Saved entries
§ §
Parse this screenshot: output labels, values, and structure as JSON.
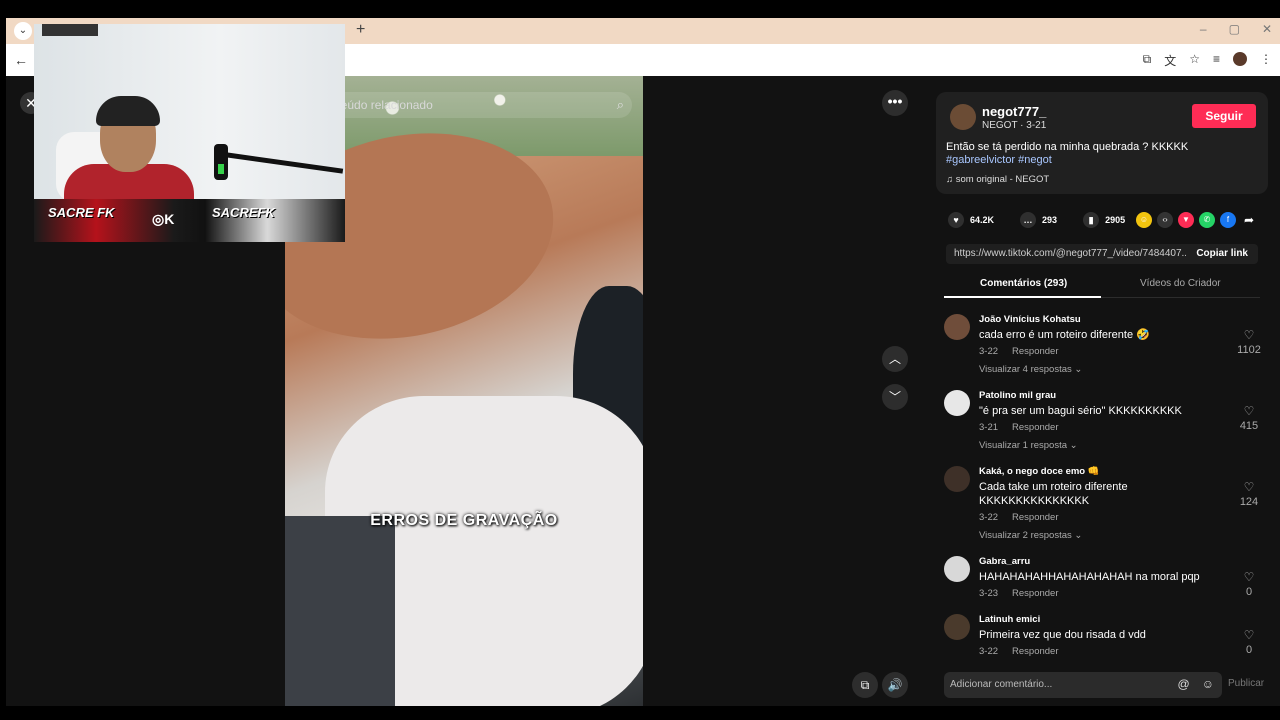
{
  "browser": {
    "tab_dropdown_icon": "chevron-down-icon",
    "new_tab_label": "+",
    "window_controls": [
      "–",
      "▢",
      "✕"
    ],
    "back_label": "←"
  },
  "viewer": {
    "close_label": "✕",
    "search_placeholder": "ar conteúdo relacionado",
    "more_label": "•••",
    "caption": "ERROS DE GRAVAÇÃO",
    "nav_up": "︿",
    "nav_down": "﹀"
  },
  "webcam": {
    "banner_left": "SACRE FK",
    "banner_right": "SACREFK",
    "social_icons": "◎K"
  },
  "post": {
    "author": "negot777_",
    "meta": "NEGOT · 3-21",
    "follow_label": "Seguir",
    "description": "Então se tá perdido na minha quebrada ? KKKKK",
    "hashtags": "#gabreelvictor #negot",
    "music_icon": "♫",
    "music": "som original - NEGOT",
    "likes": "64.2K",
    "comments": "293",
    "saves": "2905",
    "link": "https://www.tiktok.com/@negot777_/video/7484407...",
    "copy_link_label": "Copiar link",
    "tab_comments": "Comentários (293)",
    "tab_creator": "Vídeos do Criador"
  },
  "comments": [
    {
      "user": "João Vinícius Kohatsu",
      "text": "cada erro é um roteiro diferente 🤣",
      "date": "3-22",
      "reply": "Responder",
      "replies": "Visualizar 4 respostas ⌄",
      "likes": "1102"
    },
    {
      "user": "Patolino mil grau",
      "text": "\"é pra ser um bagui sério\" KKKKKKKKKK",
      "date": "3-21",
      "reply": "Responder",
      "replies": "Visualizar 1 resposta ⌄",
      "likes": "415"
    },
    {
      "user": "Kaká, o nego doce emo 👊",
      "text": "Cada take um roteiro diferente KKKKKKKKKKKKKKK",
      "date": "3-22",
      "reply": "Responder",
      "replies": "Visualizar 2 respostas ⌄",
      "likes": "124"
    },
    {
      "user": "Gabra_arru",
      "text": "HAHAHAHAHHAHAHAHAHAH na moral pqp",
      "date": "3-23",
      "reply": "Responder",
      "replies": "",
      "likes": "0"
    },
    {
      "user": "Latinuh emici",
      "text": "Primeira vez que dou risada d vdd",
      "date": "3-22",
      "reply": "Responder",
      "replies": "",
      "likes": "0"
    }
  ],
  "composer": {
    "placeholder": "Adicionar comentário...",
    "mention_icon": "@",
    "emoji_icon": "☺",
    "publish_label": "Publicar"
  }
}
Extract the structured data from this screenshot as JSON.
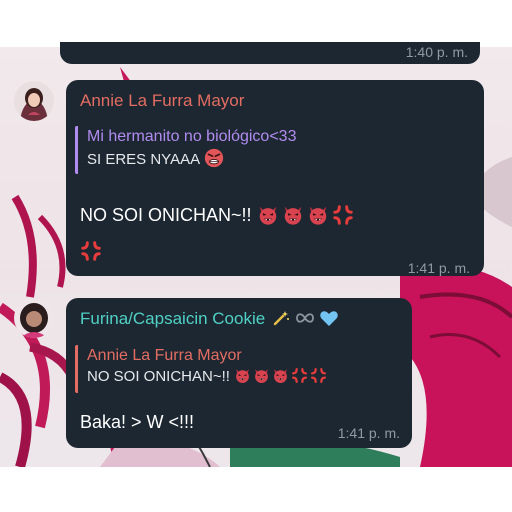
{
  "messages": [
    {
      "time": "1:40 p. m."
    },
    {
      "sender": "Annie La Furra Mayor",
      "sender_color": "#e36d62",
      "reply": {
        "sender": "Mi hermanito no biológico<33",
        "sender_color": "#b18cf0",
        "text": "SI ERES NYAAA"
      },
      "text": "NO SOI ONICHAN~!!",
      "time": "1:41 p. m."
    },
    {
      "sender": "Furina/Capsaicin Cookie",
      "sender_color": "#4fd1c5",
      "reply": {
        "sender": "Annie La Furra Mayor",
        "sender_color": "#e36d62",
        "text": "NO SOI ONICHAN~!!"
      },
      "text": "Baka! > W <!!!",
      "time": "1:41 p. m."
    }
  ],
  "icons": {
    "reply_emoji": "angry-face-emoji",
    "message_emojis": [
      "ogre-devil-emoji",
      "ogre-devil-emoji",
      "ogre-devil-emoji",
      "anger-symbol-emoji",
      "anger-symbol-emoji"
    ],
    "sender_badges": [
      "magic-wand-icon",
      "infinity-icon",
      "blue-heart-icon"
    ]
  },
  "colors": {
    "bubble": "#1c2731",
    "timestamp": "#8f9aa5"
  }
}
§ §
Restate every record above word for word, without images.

Parse this screenshot: output labels, values, and structure as JSON.
{
  "browser": {
    "tab_dropdown_icon": "chevron-down-icon",
    "new_tab_label": "+",
    "window_controls": [
      "–",
      "▢",
      "✕"
    ],
    "back_label": "←"
  },
  "viewer": {
    "close_label": "✕",
    "search_placeholder": "ar conteúdo relacionado",
    "more_label": "•••",
    "caption": "ERROS DE GRAVAÇÃO",
    "nav_up": "︿",
    "nav_down": "﹀"
  },
  "webcam": {
    "banner_left": "SACRE FK",
    "banner_right": "SACREFK",
    "social_icons": "◎K"
  },
  "post": {
    "author": "negot777_",
    "meta": "NEGOT · 3-21",
    "follow_label": "Seguir",
    "description": "Então se tá perdido na minha quebrada ? KKKKK",
    "hashtags": "#gabreelvictor #negot",
    "music_icon": "♫",
    "music": "som original - NEGOT",
    "likes": "64.2K",
    "comments": "293",
    "saves": "2905",
    "link": "https://www.tiktok.com/@negot777_/video/7484407...",
    "copy_link_label": "Copiar link",
    "tab_comments": "Comentários (293)",
    "tab_creator": "Vídeos do Criador"
  },
  "comments": [
    {
      "user": "João Vinícius Kohatsu",
      "text": "cada erro é um roteiro diferente 🤣",
      "date": "3-22",
      "reply": "Responder",
      "replies": "Visualizar 4 respostas ⌄",
      "likes": "1102"
    },
    {
      "user": "Patolino mil grau",
      "text": "\"é pra ser um bagui sério\" KKKKKKKKKK",
      "date": "3-21",
      "reply": "Responder",
      "replies": "Visualizar 1 resposta ⌄",
      "likes": "415"
    },
    {
      "user": "Kaká, o nego doce emo 👊",
      "text": "Cada take um roteiro diferente KKKKKKKKKKKKKKK",
      "date": "3-22",
      "reply": "Responder",
      "replies": "Visualizar 2 respostas ⌄",
      "likes": "124"
    },
    {
      "user": "Gabra_arru",
      "text": "HAHAHAHAHHAHAHAHAHAH na moral pqp",
      "date": "3-23",
      "reply": "Responder",
      "replies": "",
      "likes": "0"
    },
    {
      "user": "Latinuh emici",
      "text": "Primeira vez que dou risada d vdd",
      "date": "3-22",
      "reply": "Responder",
      "replies": "",
      "likes": "0"
    }
  ],
  "composer": {
    "placeholder": "Adicionar comentário...",
    "mention_icon": "@",
    "emoji_icon": "☺",
    "publish_label": "Publicar"
  }
}
Extract the structured data from this screenshot as JSON.
{
  "messages": [
    {
      "time": "1:40 p. m."
    },
    {
      "sender": "Annie La Furra Mayor",
      "sender_color": "#e36d62",
      "reply": {
        "sender": "Mi hermanito no biológico<33",
        "sender_color": "#b18cf0",
        "text": "SI ERES NYAAA"
      },
      "text": "NO SOI ONICHAN~!!",
      "time": "1:41 p. m."
    },
    {
      "sender": "Furina/Capsaicin Cookie",
      "sender_color": "#4fd1c5",
      "reply": {
        "sender": "Annie La Furra Mayor",
        "sender_color": "#e36d62",
        "text": "NO SOI ONICHAN~!!"
      },
      "text": "Baka! > W <!!!",
      "time": "1:41 p. m."
    }
  ],
  "icons": {
    "reply_emoji": "angry-face-emoji",
    "message_emojis": [
      "ogre-devil-emoji",
      "ogre-devil-emoji",
      "ogre-devil-emoji",
      "anger-symbol-emoji",
      "anger-symbol-emoji"
    ],
    "sender_badges": [
      "magic-wand-icon",
      "infinity-icon",
      "blue-heart-icon"
    ]
  },
  "colors": {
    "bubble": "#1c2731",
    "timestamp": "#8f9aa5"
  }
}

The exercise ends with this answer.